‘Just as a palate can be educated to appreciate fine wine so too can both the eye and the ear be educated to distinguish the rare from the ordinary, the exquisite from the mundane’. An appreciation, the sensitive recognition of good qualities in design and art is only gained through learning the theory and practicing, which constantly challenges all accepted theories.
The use of antiques in traditional or modern settings will always be desirable; the lure of the past is strong. The very nature of their delightful idiosyncrasies is very appealing. The variety of choice available in lovely decorative pieces, such as the colour, warmth and mellowness of aged wood, the gentle softness of old gilding, the variety in exotic inlays and now extinct materials, all produced by craftsmen who refined their skills into an ‘art’ form is generally enough incentive. When all of these attributes are combined with the ‘thrill of the chase’ then, antiques are really quite irresistible.

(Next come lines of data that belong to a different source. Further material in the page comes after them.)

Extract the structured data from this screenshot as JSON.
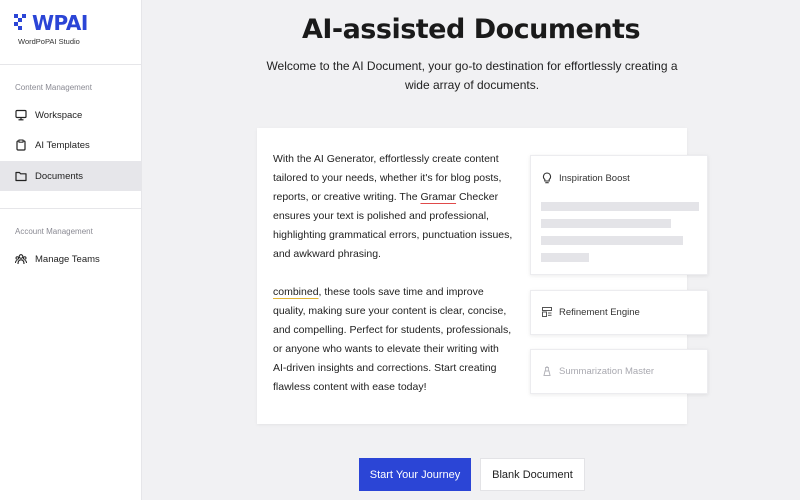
{
  "brand": {
    "name": "WPAI",
    "subtitle": "WordPoPAI Studio"
  },
  "sidebar": {
    "sections": [
      {
        "label": "Content Management"
      },
      {
        "label": "Account Management"
      }
    ],
    "items": [
      {
        "label": "Workspace",
        "icon": "monitor-icon"
      },
      {
        "label": "AI Templates",
        "icon": "clipboard-icon"
      },
      {
        "label": "Documents",
        "icon": "folder-icon",
        "active": true
      },
      {
        "label": "Manage Teams",
        "icon": "team-icon"
      }
    ]
  },
  "main": {
    "title": "AI-assisted Documents",
    "subtitle": "Welcome to the AI Document, your go-to destination for effortlessly creating a wide array of documents.",
    "card": {
      "p1_a": "With the AI Generator, effortlessly create content tailored to your needs, whether it's for blog posts, reports, or creative writing. The ",
      "p1_err": "Gramar",
      "p1_b": " Checker ensures your text is polished and professional, highlighting grammatical errors, punctuation issues, and awkward phrasing.",
      "p2_hl": "combined",
      "p2_b": ", these tools save time and improve quality, making sure your content is clear, concise, and compelling. Perfect for students, professionals, or anyone who wants to elevate their writing with AI-driven insights and corrections. Start creating flawless content with ease today!"
    },
    "features": [
      {
        "label": "Inspiration Boost",
        "icon": "lightbulb-icon"
      },
      {
        "label": "Refinement Engine",
        "icon": "refine-icon"
      },
      {
        "label": "Summarization Master",
        "icon": "summary-icon"
      }
    ],
    "buttons": {
      "primary": "Start Your Journey",
      "secondary": "Blank Document"
    }
  },
  "colors": {
    "accent": "#2b45d6",
    "error_underline": "#e04a4a",
    "highlight_underline": "#e2b533"
  }
}
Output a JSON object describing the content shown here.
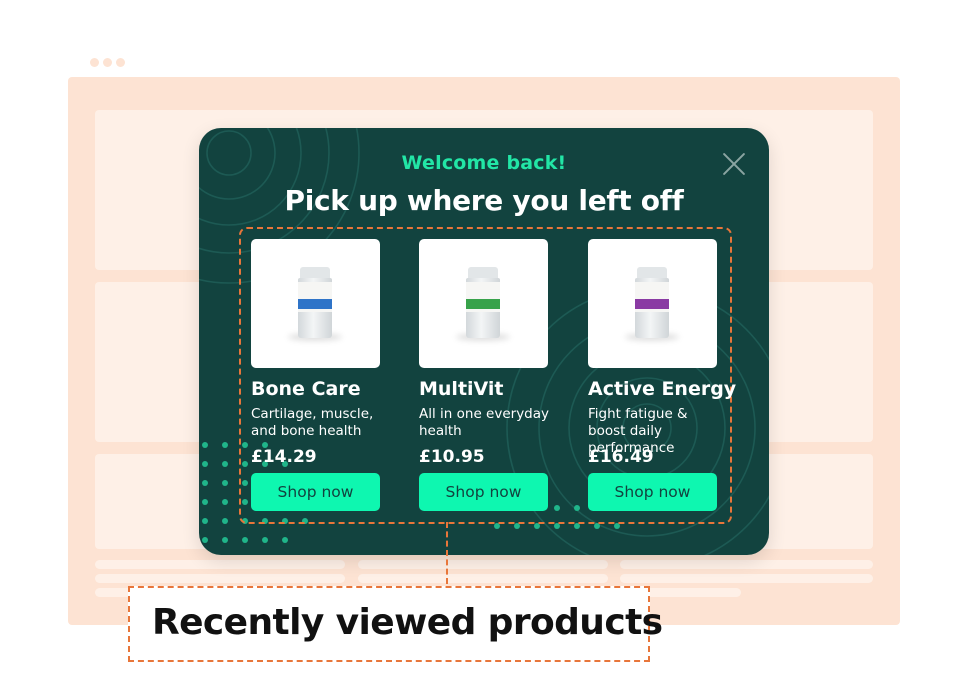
{
  "modal": {
    "eyebrow": "Welcome back!",
    "headline": "Pick up where you left off",
    "close_icon": "close-icon",
    "products": [
      {
        "name": "Bone Care",
        "description": "Cartilage, muscle, and bone health",
        "price": "£14.29",
        "cta": "Shop now",
        "label_color": "#2f74c8"
      },
      {
        "name": "MultiVit",
        "description": "All in one everyday health",
        "price": "£10.95",
        "cta": "Shop now",
        "label_color": "#37a24a"
      },
      {
        "name": "Active Energy",
        "description": "Fight fatigue & boost daily performance",
        "price": "£16.49",
        "cta": "Shop now",
        "label_color": "#8a3aa3"
      }
    ]
  },
  "annotation": {
    "label": "Recently viewed products"
  },
  "colors": {
    "modal_bg": "#12433f",
    "accent": "#22e6a6",
    "button": "#0ef7b0",
    "highlight": "#e8763a",
    "page_bg": "#fde3d3"
  }
}
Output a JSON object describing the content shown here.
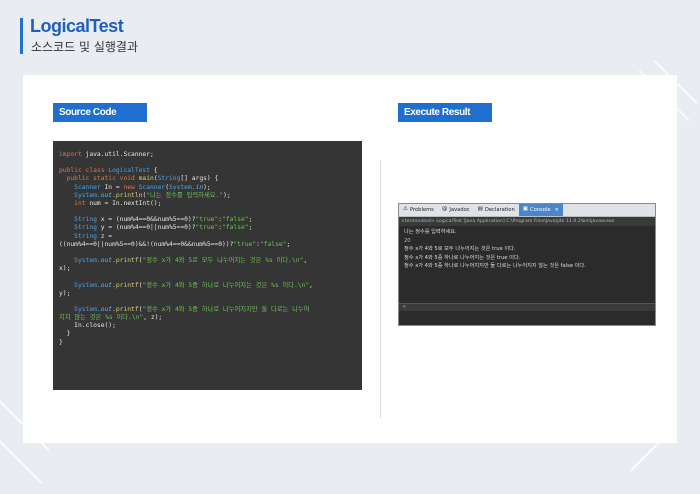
{
  "header": {
    "title": "LogicalTest",
    "subtitle": "소스코드 및 실행결과"
  },
  "labels": {
    "source_code": "Source Code",
    "execute_result": "Execute Result"
  },
  "code": {
    "l1_kw": "import",
    "l1_rest": " java.util.Scanner;",
    "l2_kw": "public class",
    "l2_cls": " LogicalTest",
    "l2_rest": " {",
    "l3_kw": "public static void",
    "l3_fn": " main",
    "l3_p1": "(",
    "l3_ty": "String",
    "l3_p2": "[] args) {",
    "l4_ty": "Scanner",
    "l4_mid": " In = ",
    "l4_kw": "new",
    "l4_ty2": " Scanner",
    "l4_p1": "(",
    "l4_sys": "System",
    "l4_fld": ".in",
    "l4_p2": ");",
    "l5_sys": "System",
    "l5_fld": ".out",
    "l5_fn": ".println",
    "l5_p1": "(",
    "l5_str": "\"나는 정수를 입력하세요.\"",
    "l5_p2": ");",
    "l6_kw": "int",
    "l6_rest": " num = In.nextInt();",
    "l7_ty": "String",
    "l7_rest": " x = (num%4==0&&num%5==0)?",
    "l7_s1": "\"true\"",
    "l7_c": ":",
    "l7_s2": "\"false\"",
    "l7_end": ";",
    "l8_ty": "String",
    "l8_rest": " y = (num%4==0||num%5==0)?",
    "l8_s1": "\"true\"",
    "l8_c": ":",
    "l8_s2": "\"false\"",
    "l8_end": ";",
    "l9_ty": "String",
    "l9_rest": " z =",
    "l10_rest": "((num%4==0||num%5==0)&&!(num%4==0&&num%5==0))?",
    "l10_s1": "\"true\"",
    "l10_c": ":",
    "l10_s2": "\"false\"",
    "l10_end": ";",
    "l11_sys": "System",
    "l11_fld": ".out",
    "l11_fn": ".printf",
    "l11_p1": "(",
    "l11_str": "\"정수 x가 4와 5로 모두 나누어지는 것은 %s 이다.\\n\"",
    "l11_end": ",",
    "l12": "x);",
    "l13_sys": "System",
    "l13_fld": ".out",
    "l13_fn": ".printf",
    "l13_p1": "(",
    "l13_str": "\"정수 x가 4와 5중 하나로 나누어지는 것은 %s 이다.\\n\"",
    "l13_end": ",",
    "l14": "y);",
    "l15_sys": "System",
    "l15_fld": ".out",
    "l15_fn": ".printf",
    "l15_p1": "(",
    "l15_str": "\"정수 x가 4와 5중 하나로 나누어지지만 둘 다로는 나누어",
    "l16_str": "지지 않는 것은 %s 이다.\\n\"",
    "l16_end": ", z);",
    "l17": "In.close();",
    "l18": "}",
    "l19": "}"
  },
  "console": {
    "tabs": [
      {
        "icon": "⚠",
        "label": "Problems"
      },
      {
        "icon": "@",
        "label": "Javadoc"
      },
      {
        "icon": "▤",
        "label": "Declaration"
      },
      {
        "icon": "▣",
        "label": "Console",
        "close": "✕"
      }
    ],
    "terminated": "<terminated> LogicalTest [Java Application] C:\\Program Files\\Java\\jdk-11.0.2\\bin\\javaw.exe",
    "lines": [
      "나는 정수를 입력하세요.",
      "20",
      "정수 x가 4와 5로 모두 나누어지는 것은 true 이다.",
      "정수 x가 4와 5중 하나로 나누어지는 것은 true 이다.",
      "정수 x가 4와 5중 하나로 나누어지지만 둘 다로는 나누어지지 않는 것은 false 이다."
    ],
    "footer": "<"
  },
  "colors": {
    "accent": "#1f6fd1",
    "code_bg": "#353535",
    "console_bg": "#2b2b2b"
  }
}
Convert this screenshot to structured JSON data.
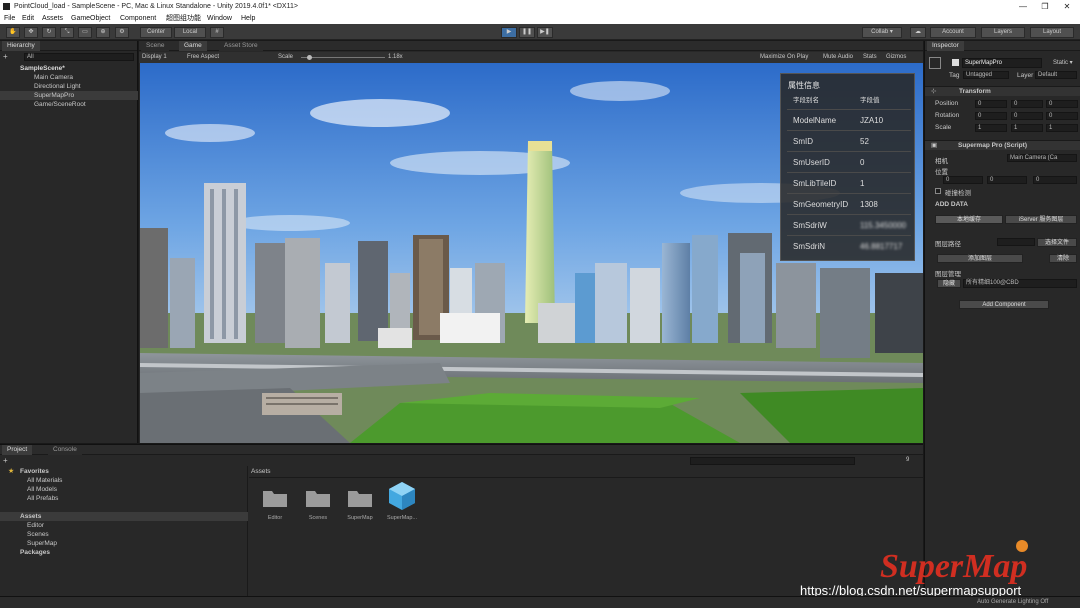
{
  "window": {
    "title": "PointCloud_load - SampleScene - PC, Mac & Linux Standalone - Unity 2019.4.0f1* <DX11>",
    "controls": [
      "—",
      "❐",
      "✕"
    ]
  },
  "menu": [
    "File",
    "Edit",
    "Assets",
    "GameObject",
    "Component",
    "超图组功能",
    "Window",
    "Help"
  ],
  "toolbar": {
    "pivot": "Center",
    "space": "Local",
    "collab": "Collab ▾",
    "account": "Account",
    "layers": "Layers",
    "layout": "Layout"
  },
  "hierarchy": {
    "tab": "Hierarchy",
    "search": "All",
    "items": [
      {
        "label": "SampleScene*"
      },
      {
        "label": "Main Camera"
      },
      {
        "label": "Directional Light"
      },
      {
        "label": "SuperMapPro"
      },
      {
        "label": "Game/SceneRoot"
      }
    ]
  },
  "game_view": {
    "tabs": [
      "Scene",
      "Game",
      "Asset Store"
    ],
    "display": "Display 1",
    "aspect": "Free Aspect",
    "scale_label": "Scale",
    "scale_value": "1.18x",
    "options": [
      "Maximize On Play",
      "Mute Audio",
      "Stats",
      "Gizmos"
    ]
  },
  "attr_panel": {
    "title": "属性信息",
    "col_name": "字段别名",
    "col_value": "字段值",
    "rows": [
      {
        "k": "ModelName",
        "v": "JZA10"
      },
      {
        "k": "SmID",
        "v": "52"
      },
      {
        "k": "SmUserID",
        "v": "0"
      },
      {
        "k": "SmLibTileID",
        "v": "1"
      },
      {
        "k": "SmGeometryID",
        "v": "1308"
      },
      {
        "k": "SmSdriW",
        "v": "115.3450000"
      },
      {
        "k": "SmSdriN",
        "v": "46.8817717"
      }
    ]
  },
  "inspector": {
    "tab": "Inspector",
    "object_name": "SuperMapPro",
    "static": "Static ▾",
    "tag_label": "Tag",
    "tag_value": "Untagged",
    "layer_label": "Layer",
    "layer_value": "Default",
    "transform": {
      "title": "Transform",
      "position": {
        "label": "Position",
        "x": "0",
        "y": "0",
        "z": "0"
      },
      "rotation": {
        "label": "Rotation",
        "x": "0",
        "y": "0",
        "z": "0"
      },
      "scale": {
        "label": "Scale",
        "x": "1",
        "y": "1",
        "z": "1"
      }
    },
    "script": {
      "title": "Supermap Pro (Script)",
      "camera_label": "相机",
      "camera_value": "Main Camera (Ca",
      "position_label": "位置",
      "pos": {
        "x": "0",
        "y": "0",
        "z": "0"
      },
      "collision_label": "碰撞检测",
      "add_data": "ADD DATA",
      "local_cache": "本地缓存",
      "iserver": "iServer 服务图层",
      "layer_path": "图层路径",
      "choose_file": "选择文件",
      "add_layer": "添加图层",
      "clear": "清除",
      "layer_manage": "图层管理",
      "hide": "隐藏",
      "layer_name": "所有精细100@CBD",
      "add_component": "Add Component"
    }
  },
  "project": {
    "tabs": [
      "Project",
      "Console"
    ],
    "favorites": "Favorites",
    "fav_items": [
      "All Materials",
      "All Models",
      "All Prefabs"
    ],
    "assets": "Assets",
    "asset_items": [
      "Editor",
      "Scenes",
      "SuperMap"
    ],
    "packages": "Packages",
    "breadcrumb": "Assets",
    "files": [
      {
        "name": "Editor",
        "kind": "folder-icon"
      },
      {
        "name": "Scenes",
        "kind": "folder-icon"
      },
      {
        "name": "SuperMap",
        "kind": "folder-icon"
      },
      {
        "name": "SuperMap...",
        "kind": "cube-icon"
      }
    ],
    "count": "9"
  },
  "status": {
    "right": "Auto Generate Lighting Off"
  },
  "watermark": {
    "logo": "SuperMap",
    "url": "https://blog.csdn.net/supermapsupport"
  }
}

There are many factors to consider when assessing a piece of antique furniture and why one piece of furniture can be very much more expensive than another, while often looking very similar. As a prospective purchaser or collector if you understand these differences, you can then decide your own path and establish just how pure you may wish your pieces to be.
These days its quite in order to choose something as wonderful as cut glass chandelier simply for it’s decorative qualities, enjoying the fact it has some age and charm and will not only light up but also grace just about any space it occupies be it modern, contemporary or traditional.
If, as a society we took the well regarded definition of the word antique literally then we would recognise and value anything that would prove valuable to society to conserve, whether for its intrinsic value or investment value and that could include something produced in the last ten years. It is very confusing for many people.